Your goal -
Note every line in the entries that contains the string "icon", and copy it.
· · · · · · ·
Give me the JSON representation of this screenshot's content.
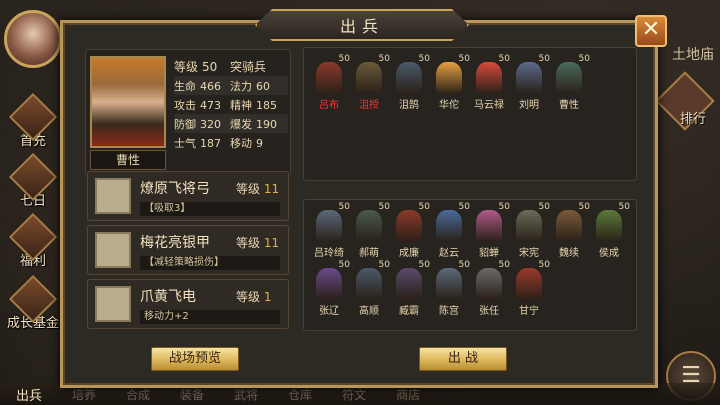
{
  "dialog": {
    "title": "出兵",
    "close_icon": "close-icon"
  },
  "hero": {
    "name": "曹性",
    "level_label": "等级",
    "level": "50",
    "class": "突骑兵",
    "stats": [
      {
        "label1": "生命",
        "value1": "466",
        "label2": "法力",
        "value2": "60"
      },
      {
        "label1": "攻击",
        "value1": "473",
        "label2": "精神",
        "value2": "185"
      },
      {
        "label1": "防御",
        "value1": "320",
        "label2": "爆发",
        "value2": "190"
      },
      {
        "label1": "士气",
        "value1": "187",
        "label2": "移动",
        "value2": "9"
      }
    ]
  },
  "equipment": [
    {
      "name": "燎原飞将弓",
      "level_label": "等级",
      "level": "11",
      "effect": "【吸取3】",
      "icon": "bow-icon"
    },
    {
      "name": "梅花亮银甲",
      "level_label": "等级",
      "level": "11",
      "effect": "【减轻策略损伤】",
      "icon": "armor-icon"
    },
    {
      "name": "爪黄飞电",
      "level_label": "等级",
      "level": "1",
      "effect": "移动力+2",
      "icon": "horse-icon"
    }
  ],
  "buttons": {
    "preview": "战场预览",
    "battle": "出 战"
  },
  "selected_units": [
    {
      "name": "吕布",
      "level": "50",
      "red": true,
      "color": "#8a3a2a"
    },
    {
      "name": "沮授",
      "level": "50",
      "red": true,
      "color": "#6a5a3a"
    },
    {
      "name": "沮鹄",
      "level": "50",
      "red": false,
      "color": "#4a5a6a"
    },
    {
      "name": "华佗",
      "level": "50",
      "red": false,
      "color": "#e6a040"
    },
    {
      "name": "马云禄",
      "level": "50",
      "red": false,
      "color": "#d84a3a"
    },
    {
      "name": "刘明",
      "level": "50",
      "red": false,
      "color": "#5a6a8a"
    },
    {
      "name": "曹性",
      "level": "50",
      "red": false,
      "color": "#4a6a5a"
    }
  ],
  "reserve_units": [
    {
      "name": "吕玲绮",
      "level": "50",
      "color": "#5a6a7a"
    },
    {
      "name": "郝萌",
      "level": "50",
      "color": "#4a5a4a"
    },
    {
      "name": "成廉",
      "level": "50",
      "color": "#8a3a2a"
    },
    {
      "name": "赵云",
      "level": "50",
      "color": "#4a6a9a"
    },
    {
      "name": "貂蝉",
      "level": "50",
      "color": "#b05a8a"
    },
    {
      "name": "宋宪",
      "level": "50",
      "color": "#6a6a5a"
    },
    {
      "name": "魏续",
      "level": "50",
      "color": "#7a5a3a"
    },
    {
      "name": "侯成",
      "level": "50",
      "color": "#5a7a3a"
    },
    {
      "name": "张辽",
      "level": "50",
      "color": "#6a4a8a"
    },
    {
      "name": "高顺",
      "level": "50",
      "color": "#4a5a6a"
    },
    {
      "name": "臧霸",
      "level": "50",
      "color": "#5a4a6a"
    },
    {
      "name": "陈宫",
      "level": "50",
      "color": "#5a6a7a"
    },
    {
      "name": "张任",
      "level": "50",
      "color": "#6a6a6a"
    },
    {
      "name": "甘宁",
      "level": "50",
      "color": "#9a3a2a"
    }
  ],
  "left_nav": [
    "首充",
    "七日",
    "福利",
    "成长基金"
  ],
  "right_nav": {
    "tag": "土地庙",
    "button": "排行"
  },
  "bottom_nav": [
    "出兵",
    "培养",
    "合成",
    "装备",
    "武将",
    "仓库",
    "符文",
    "商店"
  ]
}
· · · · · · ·
Exercise result -
    "close_icon": "close-icon"
      "icon": "bow-icon"
      "icon": "armor-icon"
      "icon": "horse-icon"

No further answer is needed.